Here I was trying to figure out how to draw cylinders, with a bit of 'quick building' thrown in for good measure.

When one tries to learn piano one doesn’t just try to play a Chopin sonata over and over again.  One plays scales, plays Chopsticks, Twinkle-Twinkle-Little-Star or whatever.  In short, if sketching buildings (my thing) is what you like, you don’t want to mess up a nice sketch of a building trying to figure out how to indicate snow against its wall.  You need a ‘junk journal’ to figure out that 1) drawing a line to indicate snow is a bad idea, 2) that negative painting that snow line is far superior and 3) get some practice doing it in small, insignificant vignette sketches.

I’ve made it pretty clear in my S&B post that I’m an advocate of using first class paper all the time.  I tried to indicate how little more it costs to do so in that post.  But I think Laure’s views on a junk journal and mine are not so different.  Rather, I think there are two components to ‘junk journal’ and they should be addressed separately.  They are:

1) You need a sketchbook where you can play, with no expectations of drawing anything you’re going to frame or post on the Internet – the junk journal that Laure advocates.

2) You need to decide whether you need cheap paper to be liberated as in 1) or not.

I think, without a doubt, Laure is right about the first thing for all the reasons she argues on her blog AND as I’ve just argued, it’s probably more important for new sketchers to have such a sketchbook.

Here I was responding to ideas from Artist's Journal Workshop on how to paint kitchen wall tiles and bricks, with some paint smears and smudges that I can't explain.

For the second thing, however, I think it’s not so clear.  While Laure’s idea of using an existing, and rejected sketchbook seems very logical, and certainly frugal, it was afterall, a rejected sketchbook.  You’ve said, “Yuck!” for a reason.  And if your junk journal is to be used to try new techniques, experiment with ideas, and generally aid in your learning the craft, wouldn’t it be better if the paper in that sketchbook be of a quality similar to what you use when you actually do a so-called ‘serious’ sketch or journal entry?

Of course this is true so the big problem is whether you can get past the notion that paying an extra few cents for a blank page on which to scribble is a good idea.

I find that by using a first class sketchbook is worth it to me because I’m testing techniques, not just ideas.  Further by using much larger journal than my carry-everywhere sketchbooks I cut the cost of the play even more.  I scatter experiments and sketches over a 8 1/2 x 11 page, done in the size I’d do in my normal sketchbooks, and I can fit 4-6 ideas on a page, sometimes more.  I’m not trying to produce a ‘real’ sketch, remember.  And so, while my large S&B Epsilon costs $22, there are 100 pages on which I can doodle/test/sketch and even at four ideas per page it’s only costing me a nickel per idea.   Pretty cheap to have the knowledge that the paper won’t bleed, buckle and that anything learned will translate well to my ‘real’ sketchbooks.
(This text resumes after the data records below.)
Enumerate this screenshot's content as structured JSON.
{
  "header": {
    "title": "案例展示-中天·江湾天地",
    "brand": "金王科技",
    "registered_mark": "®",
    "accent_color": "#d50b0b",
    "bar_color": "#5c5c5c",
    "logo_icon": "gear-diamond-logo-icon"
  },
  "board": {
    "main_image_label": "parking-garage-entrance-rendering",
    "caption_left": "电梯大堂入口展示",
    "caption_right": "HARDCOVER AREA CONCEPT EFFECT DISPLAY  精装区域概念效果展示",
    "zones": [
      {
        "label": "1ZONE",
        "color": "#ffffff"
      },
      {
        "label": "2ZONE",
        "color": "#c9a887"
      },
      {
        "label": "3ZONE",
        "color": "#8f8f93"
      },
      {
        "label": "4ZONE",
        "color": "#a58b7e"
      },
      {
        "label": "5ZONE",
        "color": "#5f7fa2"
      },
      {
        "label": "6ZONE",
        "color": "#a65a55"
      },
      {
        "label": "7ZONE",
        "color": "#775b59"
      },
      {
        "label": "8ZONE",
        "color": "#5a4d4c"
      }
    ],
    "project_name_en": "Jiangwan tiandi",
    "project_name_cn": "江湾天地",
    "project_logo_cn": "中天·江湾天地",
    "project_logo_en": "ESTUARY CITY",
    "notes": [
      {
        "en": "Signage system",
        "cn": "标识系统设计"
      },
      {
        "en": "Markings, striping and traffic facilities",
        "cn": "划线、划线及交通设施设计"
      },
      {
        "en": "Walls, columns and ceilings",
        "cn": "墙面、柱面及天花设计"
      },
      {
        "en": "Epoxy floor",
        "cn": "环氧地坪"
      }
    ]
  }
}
In summary, following Laure’s recommendation is probably the most important thing a newbie sketcher can do to help develop technique and style.  Whether it is ideally done on cheap paper, is, however, more a function of getting past the notion that you’re worth a few nickles (grin).

And now I’ve done something I thought I’d never do – show people pages from my junk journal.  I feel like Hagrid, in the Philosopher’s Stone movie when he kept giving privileged info to the kids, followed with “I shouldn’t have told you that.”